> [AIM OF THE TASK] Below are the entries; state how many of their lines contain the string "name", and nothing more.

──────────────────────────────

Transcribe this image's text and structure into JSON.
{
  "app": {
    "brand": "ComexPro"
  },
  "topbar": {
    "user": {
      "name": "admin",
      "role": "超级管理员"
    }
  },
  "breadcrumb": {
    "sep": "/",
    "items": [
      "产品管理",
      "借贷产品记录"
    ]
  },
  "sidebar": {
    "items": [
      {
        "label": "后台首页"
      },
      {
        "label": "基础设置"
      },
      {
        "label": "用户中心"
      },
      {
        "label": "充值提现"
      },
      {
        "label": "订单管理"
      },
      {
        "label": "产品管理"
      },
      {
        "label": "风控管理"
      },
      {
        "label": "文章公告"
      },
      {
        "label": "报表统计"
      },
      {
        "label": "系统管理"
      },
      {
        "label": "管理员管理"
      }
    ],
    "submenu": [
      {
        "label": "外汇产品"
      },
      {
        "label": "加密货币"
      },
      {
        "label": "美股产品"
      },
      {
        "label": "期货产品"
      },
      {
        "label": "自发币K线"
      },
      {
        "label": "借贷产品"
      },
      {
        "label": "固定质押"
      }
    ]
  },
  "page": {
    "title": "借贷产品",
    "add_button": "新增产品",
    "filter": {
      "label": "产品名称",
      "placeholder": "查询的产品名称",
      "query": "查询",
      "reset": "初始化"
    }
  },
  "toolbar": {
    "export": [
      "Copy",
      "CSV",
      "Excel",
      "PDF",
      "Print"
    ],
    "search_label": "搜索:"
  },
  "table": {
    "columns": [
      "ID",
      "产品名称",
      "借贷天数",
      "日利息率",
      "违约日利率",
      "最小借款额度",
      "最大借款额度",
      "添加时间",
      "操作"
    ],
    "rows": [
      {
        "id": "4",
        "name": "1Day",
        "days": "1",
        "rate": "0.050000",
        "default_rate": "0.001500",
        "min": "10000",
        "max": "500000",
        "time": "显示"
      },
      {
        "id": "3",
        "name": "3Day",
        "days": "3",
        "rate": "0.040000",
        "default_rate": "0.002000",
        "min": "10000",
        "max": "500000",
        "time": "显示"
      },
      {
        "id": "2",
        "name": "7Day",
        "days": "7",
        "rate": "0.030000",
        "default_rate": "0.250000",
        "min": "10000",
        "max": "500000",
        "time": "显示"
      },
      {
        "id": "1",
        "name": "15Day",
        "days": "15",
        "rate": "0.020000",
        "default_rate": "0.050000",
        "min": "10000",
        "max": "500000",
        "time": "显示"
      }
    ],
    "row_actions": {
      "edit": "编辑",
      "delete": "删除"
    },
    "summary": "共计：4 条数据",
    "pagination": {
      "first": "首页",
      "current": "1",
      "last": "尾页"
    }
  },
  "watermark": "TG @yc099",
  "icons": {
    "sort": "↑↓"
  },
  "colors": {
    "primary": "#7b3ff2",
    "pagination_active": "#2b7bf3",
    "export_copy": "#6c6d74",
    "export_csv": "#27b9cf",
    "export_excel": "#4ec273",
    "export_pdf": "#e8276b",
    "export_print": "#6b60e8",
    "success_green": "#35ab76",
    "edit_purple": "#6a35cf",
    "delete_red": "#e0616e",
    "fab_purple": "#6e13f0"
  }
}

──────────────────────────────

> [EXPECTED ANSWER] 5